    Those "Facebook phone" rumors were apparently the result of HTC piggybacking on the Home announcement by showing off its new phone, First, the first phone to come with Home pre-installed, and designed to leverage the new Facebook experience. The First will run on AT&T's 4G LTE network.

    "A great phone might sell 10 or 20 million units at best," said Zuckerberg. "Our community has more than a billion people in it. We want to build the best experience for every person on every phone."

    "We're not building a phone, and we're not building an operating system... We're calling this Home," said Zuckerberg, before standing aside to show off a gallery of images of the new program at work.

    Home will allow users to monitor Facebook from their Android smartphones' home screens, so they can always be in touch with their friends.

    "Why do we need to go into all the apps in the first place to see what is going on with the people we care about?" Better, Zuckerberg says, is to have that experience come right to the home screen, so you're always knowing what is going on around you.

    Among the new features is Coverfeed, which lets you scroll through updates and post comments; Chathead, a messaging widget; and a notification pane.

    Facebook's stock closed up 82 cents, more than 3 percent, on Thursday following the announcement.

    "What Facebook wants is to put itself at the front of the Android user experience for as many Facebook users as possible and make Facebook more elemental to their customers' experience," said Forrester analyst Charles Golvin.

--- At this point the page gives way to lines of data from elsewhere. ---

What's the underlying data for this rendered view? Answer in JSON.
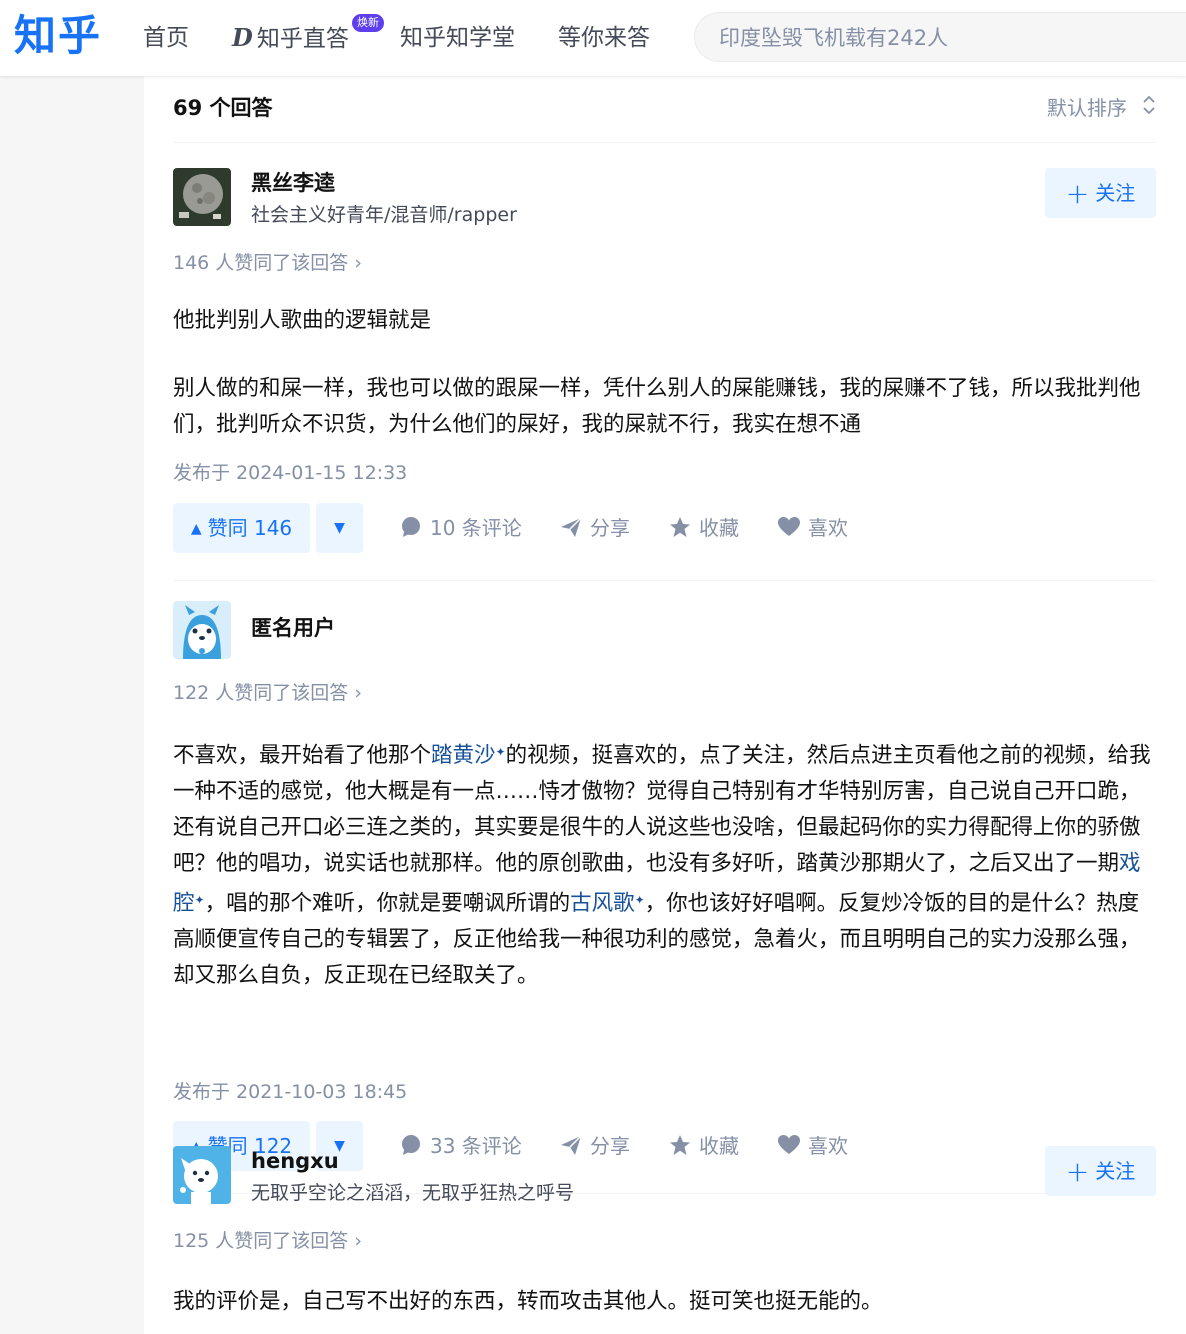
{
  "header": {
    "logo": "知乎",
    "nav": {
      "home": "首页",
      "zhida": "知乎直答",
      "zhida_badge": "焕新",
      "xuetang": "知乎知学堂",
      "waiting": "等你来答"
    },
    "search": {
      "placeholder": "印度坠毁飞机载有242人"
    }
  },
  "list": {
    "answer_count": "69 个回答",
    "sort_label": "默认排序"
  },
  "answers": [
    {
      "author": {
        "name": "黑丝李逵",
        "bio": "社会主义好青年/混音师/rapper"
      },
      "follow_label": "关注",
      "vote_summary": "146 人赞同了该回答 ›",
      "paragraphs": [
        "他批判别人歌曲的逻辑就是",
        "别人做的和屎一样，我也可以做的跟屎一样，凭什么别人的屎能赚钱，我的屎赚不了钱，所以我批判他们，批判听众不识货，为什么他们的屎好，我的屎就不行，我实在想不通"
      ],
      "published": "发布于 2024-01-15 12:33",
      "actions": {
        "upvote": "赞同 146",
        "comments": "10 条评论",
        "share": "分享",
        "collect": "收藏",
        "like": "喜欢"
      }
    },
    {
      "author": {
        "name": "匿名用户"
      },
      "vote_summary": "122 人赞同了该回答 ›",
      "body": {
        "t1": "不喜欢，最开始看了他那个",
        "link1": "踏黄沙",
        "t2": "的视频，挺喜欢的，点了关注，然后点进主页看他之前的视频，给我一种不适的感觉，他大概是有一点……恃才傲物？觉得自己特别有才华特别厉害，自己说自己开口跪，还有说自己开口必三连之类的，其实要是很牛的人说这些也没啥，但最起码你的实力得配得上你的骄傲吧？他的唱功，说实话也就那样。他的原创歌曲，也没有多好听，踏黄沙那期火了，之后又出了一期",
        "link2": "戏腔",
        "t3": "，唱的那个难听，你就是要嘲讽所谓的",
        "link3": "古风歌",
        "t4": "，你也该好好唱啊。反复炒冷饭的目的是什么？热度高顺便宣传自己的专辑罢了，反正他给我一种很功利的感觉，急着火，而且明明自己的实力没那么强，却又那么自负，反正现在已经取关了。"
      },
      "published": "发布于 2021-10-03 18:45",
      "actions": {
        "upvote": "赞同 122",
        "comments": "33 条评论",
        "share": "分享",
        "collect": "收藏",
        "like": "喜欢"
      }
    },
    {
      "author": {
        "name": "hengxu",
        "bio": "无取乎空论之滔滔，无取乎狂热之呼号"
      },
      "follow_label": "关注",
      "vote_summary": "125 人赞同了该回答 ›",
      "paragraphs": [
        "我的评价是，自己写不出好的东西，转而攻击其他人。挺可笑也挺无能的。"
      ]
    }
  ]
}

    The move could help to attract more mobile advertisers. Though mobile ads were a big concern for Facebook's investors even before the company's initial public offering last May, some of the worry has subsided as the company muscles its way into the market.

    Last year, Facebook began showing ads to its mobile audience by shoehorning corporate-sponsored content into users' news feeds, which also include updates from friends and brands they follow. Facebook now faces the challenge of showing people mobile ads without annoying or alienating them.

    The mobile advertising market is growing quickly, thanks in large part to Facebook and Twitter, which also entered the space in 2012. Research firm eMarketer expects U.S. mobile ad spending to grow 77 percent this year to $7.29 billion, from $4.11 billion last year.

    EMarketer said Wednesday that it expects Facebook Inc. to reap $965 million in U.S. mobile ad revenue in 2013. That's about 2.5 times the $391 million in 2012, the first year that Facebook started showing mobile ads.

    Clark Fredricksen, vice president at eMarketer, said it's "tough to speculate" how much effect Thursday's announcement would have on ad revenue.

    At the same time, he says "there are some clear reasons why a deeper integration with mobile operating systems and handsets make sense for Facebook. At the end of the day, the more deeply Facebook can engage consumers, no matter what device or operating system or handset," the better.

    Such deeper integration could mean Facebook is no longer a stand-alone mobile app but part of the operating system's building blocks. For example, if users who want to take a photo would use Facebook's camera app. If they want to chat, they'd use Facebook's chat service. The invitation to the event, "come see our new home on Android," suggests that Facebook will be prominently featured on a phone's home screen.

    Facebook's rival, Google Inc., makes the Android software that Facebook and HTC would be using under the widely speculated scenario. Google makes the software available on an open-source basis, meaning others including rivals are free to adapt it to their needs. Amazon.com Inc. does just that in modifying Android to run its Kindle tablet computers.

    Facebook is No. 2 behind Google Inc. when it comes to mobile ads, and it isn't expected to surpass the online search leader any time soon. Google dominates the mobile search market with 93 percent of U.S. mobile search advertising dollars, according to eMarketer. Online music service Pandora Inc. is in third place when it comes to mobile ad dollars, followed by Twitter.